“With this government, we’re losing the advances we’d made because we have a government that’s indifferent toward policies protecting women, to laws for women and children,” said Cruz.
To compare the United States’ handling of domestic violence and Guatemala’s, as Sessions did in his decision, was “crock,” said Musalo, of UC Hastings. “To argue that even in the U.S. we don’t have a perfect system for protecting women, it’s so not comparable that you can’t even wrap your mind around it.”
Near-total impunity combined with the lack of funding and political will for women’s rights also makes it difficult for advocates to accept the idea, implicit in Sessions’s decision, that women could simply move within Guatemala.

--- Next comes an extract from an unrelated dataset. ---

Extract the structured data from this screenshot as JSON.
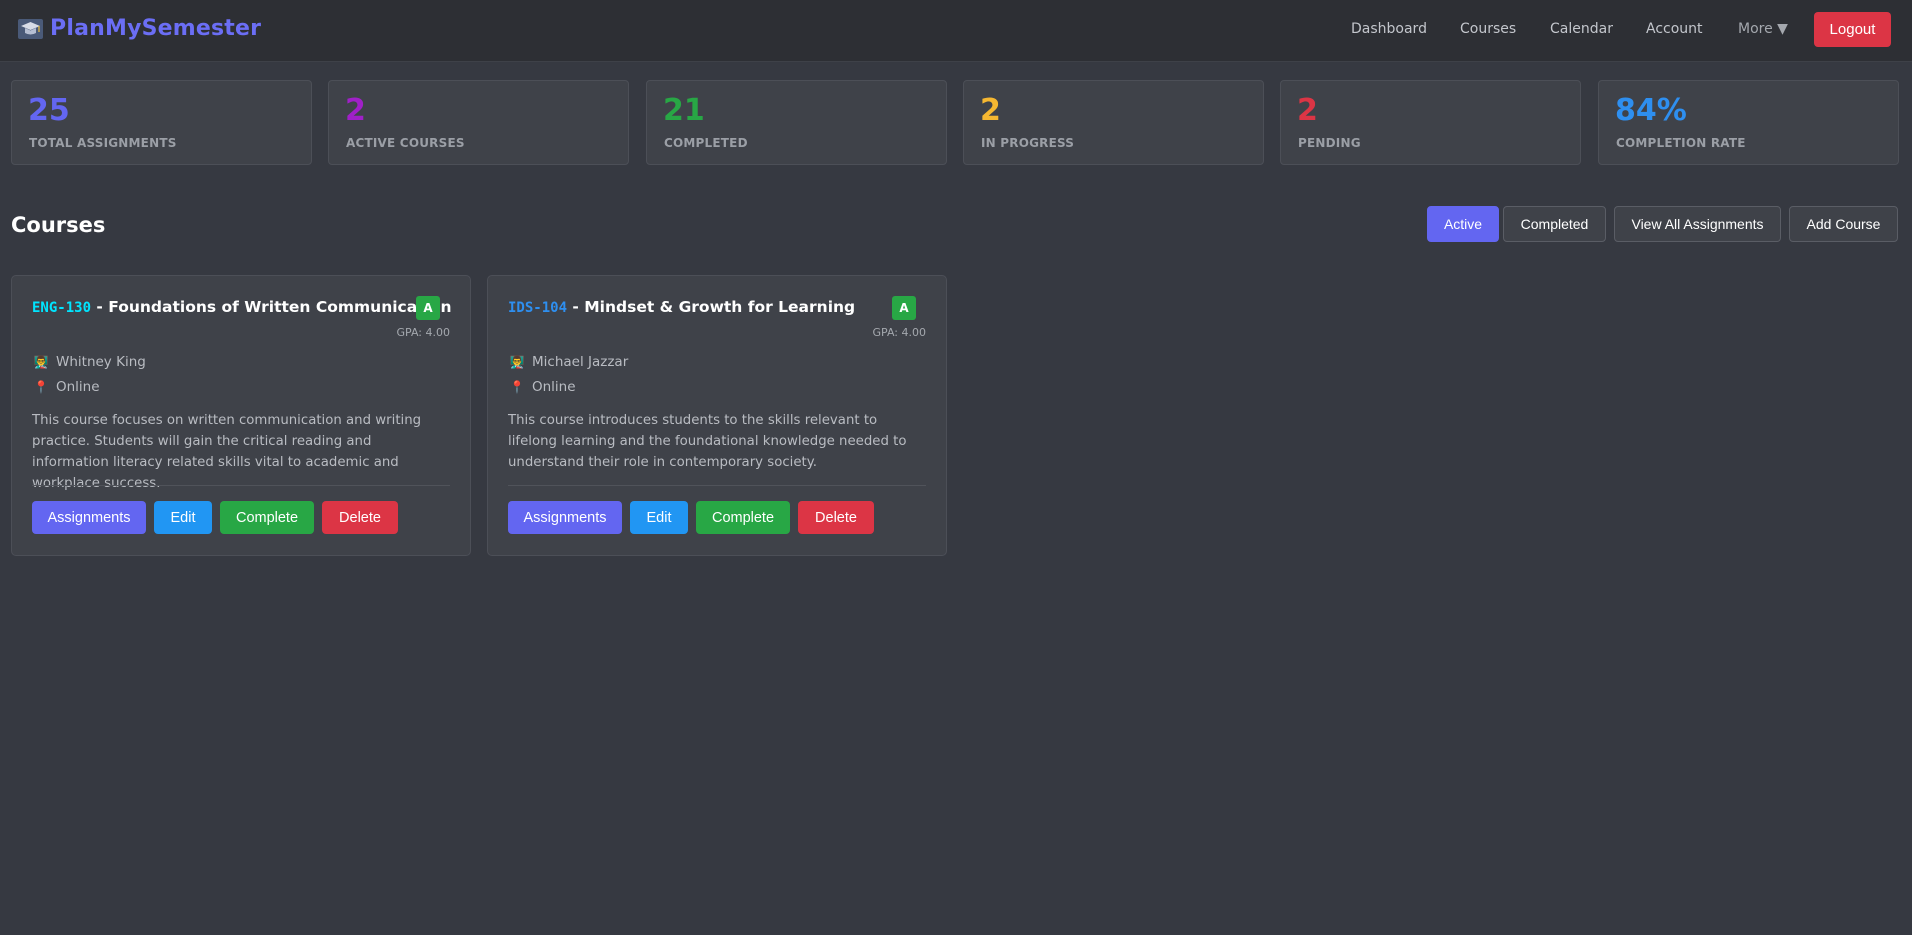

Aside from the limitations imposed by poverty and lack of resources, Guatemala is a small country, and it’s not so easy to disappear.
Authorities can be bribed for information or paid to track a woman down, said Lemus, mentioning the long history of Guatemala’s shady, deadly intelligence apparatus. Narcos can pay others to do their dirty work. “When the abusers have more resources, they do more,” she said. After helping women from rich and powerful families, Lemus said her group ended up under surveillance, with cars circling their offices and sex workers placed outside to watch the door. They’d even had their phones tapped.
“When the women want to leave, they believe that the only way to get away from the violence is to get out of the country. And I believe them. Justice is very slow. They can’t stay shut up in a shelter the whole time,” said Cruz. In extreme cases, her foundation finds places where women can stay for up to 15 days completely isolated, without a phone and without leaving the premises, to hide from their abuser. Sometimes the women aren’t even told exactly where they are. But that solution isn’t permanent, and prolonged protection also puts shelter staff in danger. The network of shelters in Guatemala is small and insufficient to the number of women needing help.
The guidelines also tell USCIS officers to consider which other countries asylum-seekers passed through before reaching the United States. The Trump administration has been pressuring Mexico to accept the status of being a “safe third country” to which the U.S. could send asylum-seekers. In Mexico, on top of well-documented threats to migrants and the fact that in many states they’d remain within easy access of their abusers, women have fewer economic opportunities and encounter less robust immigrant communities to welcome them than in the United States, said Cruz.
The idea that the U.S. has a moral burden to take in more Central American refugees was a common refrain among Guatemalan advocates. After supporting a 1954 coup against Guatemala’s left-leaning president, the U.S. funded and supported the genocidal regimes of Guatemalan military leaders during the civil conflict that lasted 36 years, until 1996, killing over 200,000 people, many of them Maya.
“There is a chain that has not been broken with the armed conflict,” said Morales Trujillo. “The violence was organized with the support of the United States. … There is a responsibility from a political point of view because of their interference in Guatemalan affairs. But also from the point of view of humanity. When someone comes knocking at your door, and they have no alternative, the door has to open.”
Reporting for this story was supported with a grant from the International Women’s Media Foundation.